According to a report by Liases Foras, the number of unsold apartments in Mumbai has reached a record of 84,915 units, up from 80,426 unsold units only three months back. In the Mumbai Metropolitan Region (MMR), which includes Mumbai, Thane, Navi Mumbai and Raigad, the unsold inventory is now at 2.26 lakh houses, against 2.09 lakh unsold units a quarter ago.
However, the numbers do not reveal how many of these units are ready-to-move-in and how many of these are under-construction. There is also a lack of data, vis-à-vis the size of the apartments as against the demand in the market. The situation in Mumbai’s property market today, is that the investors are less active, while end-users prefer to buy ready-to-move apartments or those that are close to possession.
What buyers want
In this scenario, Pankaj Kapoor, CEO of Liases Foras, insists that the builders have no alternative, but to reduce prices. Buyers cannot afford the present rates and are waiting for a price correction. “Even the government has played a spoiler, by hiking the ready reckoner rates and levying multiple taxes, thereby, reducing the scope for builders to reduce prices,” he points out.
Kamlesh Madaan, a local property agent operating out of the western suburbs, feels that many of the projects in the MMR, are in the primary stages of construction and will be absorbed, once they reach a certain level of construction. “Clients are repeatedly asking for smaller-sized units that are nearing possession. However, there aren’t many such apartments available, in today’s market. The problem is more, with the bigger units that are in the initial stages of construction. In the absence of complete data with analysis, such reports could confuse prospective buyers,” Madaan adds.
How long will the inventory pile-up last?
The inventory pile-up, can also be attributed to the slow pace of clearances for projects, as well as the recent hike in ready reckoner rates. Zaheer Majeed Memon, partner, Zara Habitats, maintains that the general economic slowdown and shifting buyer sentiments, also play a role. The risk appetite and the buying criteria of genuine home buyers, have changed in recent times. From buying properties solely for investment, as was the case earlier, people now do so for the practical purpose of occupying the property, he says.
“An end-user’s options, choices and buying capacity, directly affect the demand situation of the market. Today, the market is responding, more to the demand of end-users than the investors. To a large extent, this unprecedented pile-up of inventory, is also category-linked. Factors, such as location, size of the apartments, etc., play an important role in a serious demand-driven market,” Memon elaborates.
Analysts point out that in the current market scenario, each category of housing will have its own rate of absorption, and it remains difficult to predict how long the inventory pile-up will last. Nevertheless, going by the current rate of transactions, experts feel that it may take around eight quarters, before there is more demand and lesser number of units in the market.
- Number of unsold apartments in Mumbai, rises to 84,915 units from 80,426 unsold units three months ago.

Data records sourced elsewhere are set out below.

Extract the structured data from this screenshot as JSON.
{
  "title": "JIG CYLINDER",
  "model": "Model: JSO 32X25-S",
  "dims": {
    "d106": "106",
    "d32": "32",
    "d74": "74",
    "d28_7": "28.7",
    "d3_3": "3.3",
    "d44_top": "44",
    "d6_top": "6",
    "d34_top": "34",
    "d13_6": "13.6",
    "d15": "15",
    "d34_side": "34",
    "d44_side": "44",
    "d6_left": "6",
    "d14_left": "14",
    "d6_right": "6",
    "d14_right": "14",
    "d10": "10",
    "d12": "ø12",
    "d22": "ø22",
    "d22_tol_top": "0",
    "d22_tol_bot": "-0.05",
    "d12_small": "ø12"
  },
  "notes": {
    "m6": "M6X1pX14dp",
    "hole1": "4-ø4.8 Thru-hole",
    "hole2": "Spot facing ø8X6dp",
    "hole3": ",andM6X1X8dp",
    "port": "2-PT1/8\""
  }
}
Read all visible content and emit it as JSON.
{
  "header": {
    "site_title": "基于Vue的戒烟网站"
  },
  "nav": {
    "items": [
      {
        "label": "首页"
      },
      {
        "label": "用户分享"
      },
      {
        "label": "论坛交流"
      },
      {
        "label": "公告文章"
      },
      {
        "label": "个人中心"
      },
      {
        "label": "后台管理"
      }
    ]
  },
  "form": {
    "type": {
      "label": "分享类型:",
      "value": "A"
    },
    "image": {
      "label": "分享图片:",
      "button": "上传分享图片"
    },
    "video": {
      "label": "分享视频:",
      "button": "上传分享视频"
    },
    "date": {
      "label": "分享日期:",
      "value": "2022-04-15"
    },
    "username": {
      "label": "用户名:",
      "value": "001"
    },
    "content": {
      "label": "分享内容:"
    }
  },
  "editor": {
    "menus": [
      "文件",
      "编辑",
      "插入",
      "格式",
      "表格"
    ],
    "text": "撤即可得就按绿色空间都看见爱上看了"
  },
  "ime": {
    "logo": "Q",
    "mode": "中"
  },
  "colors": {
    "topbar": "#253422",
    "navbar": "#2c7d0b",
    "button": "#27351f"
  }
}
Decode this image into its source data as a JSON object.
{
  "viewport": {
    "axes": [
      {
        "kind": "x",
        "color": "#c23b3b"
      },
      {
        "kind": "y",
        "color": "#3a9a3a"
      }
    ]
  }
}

- In the MMR, including Mumbai, Thane, Navi Mumbai and Raigad, the unsold inventory is now at 2.26 lakh houses, against 2.09 lakh unsold units a quarter ago.
- Most of the unsold units are in the primary stages of construction, whereas, buyers now prefer properties that are ready-to-move or close to possession.
- The inventory pile-up can be attributed to policies, taxation, macro-economic uncertainties and demand-supply mismatch.
(The writer is CEO, Track2Realty)